## [About this exercise]
Your task is to output the listing exactly, leaving every image out.

_ _ _ _ _

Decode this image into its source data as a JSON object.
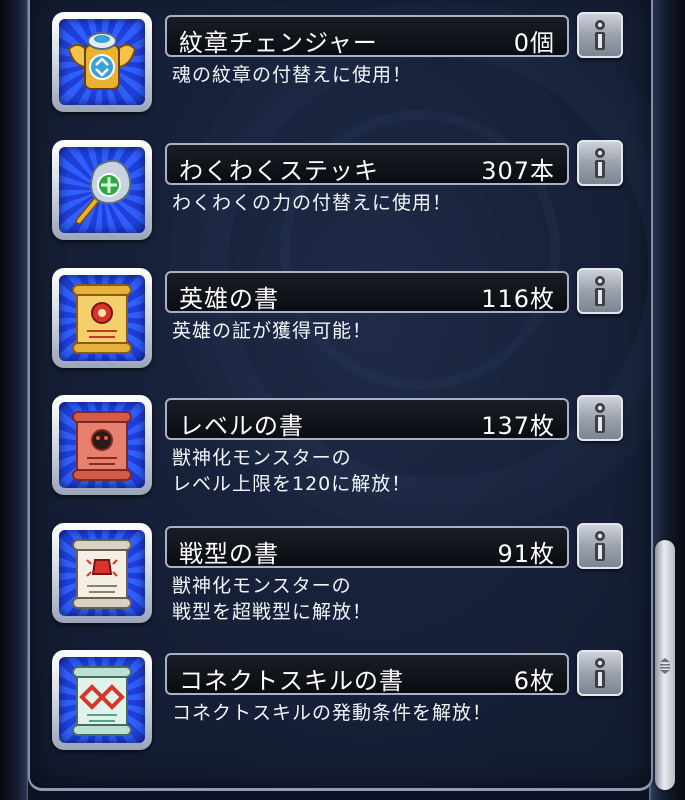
{
  "items": [
    {
      "name": "紋章チェンジャー",
      "count": "0個",
      "desc1": "魂の紋章の付替えに使用！",
      "desc2": "",
      "icon": "emblem-changer-icon"
    },
    {
      "name": "わくわくステッキ",
      "count": "307本",
      "desc1": "わくわくの力の付替えに使用！",
      "desc2": "",
      "icon": "waku-waku-stick-icon"
    },
    {
      "name": "英雄の書",
      "count": "116枚",
      "desc1": "英雄の証が獲得可能！",
      "desc2": "",
      "icon": "hero-scroll-icon"
    },
    {
      "name": "レベルの書",
      "count": "137枚",
      "desc1": "獣神化モンスターの",
      "desc2": "レベル上限を120に解放！",
      "icon": "level-scroll-icon"
    },
    {
      "name": "戦型の書",
      "count": "91枚",
      "desc1": "獣神化モンスターの",
      "desc2": "戦型を超戦型に解放！",
      "icon": "battle-type-scroll-icon"
    },
    {
      "name": "コネクトスキルの書",
      "count": "6枚",
      "desc1": "コネクトスキルの発動条件を解放！",
      "desc2": "",
      "icon": "connect-skill-scroll-icon"
    }
  ],
  "colors": {
    "panel_bg": "#17213a",
    "tile_blue": "#2f5fff",
    "name_bar_border": "#a8b2c4"
  },
  "scrollbar": {
    "position": 0.85
  }
}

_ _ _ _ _

## [Output of the task]
Decode this image into its source data as a JSON object.
{
  "items": [
    {
      "name": "紋章チェンジャー",
      "count": "0個",
      "desc1": "魂の紋章の付替えに使用！",
      "desc2": "",
      "icon": "emblem-changer-icon"
    },
    {
      "name": "わくわくステッキ",
      "count": "307本",
      "desc1": "わくわくの力の付替えに使用！",
      "desc2": "",
      "icon": "waku-waku-stick-icon"
    },
    {
      "name": "英雄の書",
      "count": "116枚",
      "desc1": "英雄の証が獲得可能！",
      "desc2": "",
      "icon": "hero-scroll-icon"
    },
    {
      "name": "レベルの書",
      "count": "137枚",
      "desc1": "獣神化モンスターの",
      "desc2": "レベル上限を120に解放！",
      "icon": "level-scroll-icon"
    },
    {
      "name": "戦型の書",
      "count": "91枚",
      "desc1": "獣神化モンスターの",
      "desc2": "戦型を超戦型に解放！",
      "icon": "battle-type-scroll-icon"
    },
    {
      "name": "コネクトスキルの書",
      "count": "6枚",
      "desc1": "コネクトスキルの発動条件を解放！",
      "desc2": "",
      "icon": "connect-skill-scroll-icon"
    }
  ],
  "colors": {
    "panel_bg": "#17213a",
    "tile_blue": "#2f5fff",
    "name_bar_border": "#a8b2c4"
  },
  "scrollbar": {
    "position": 0.85
  }
}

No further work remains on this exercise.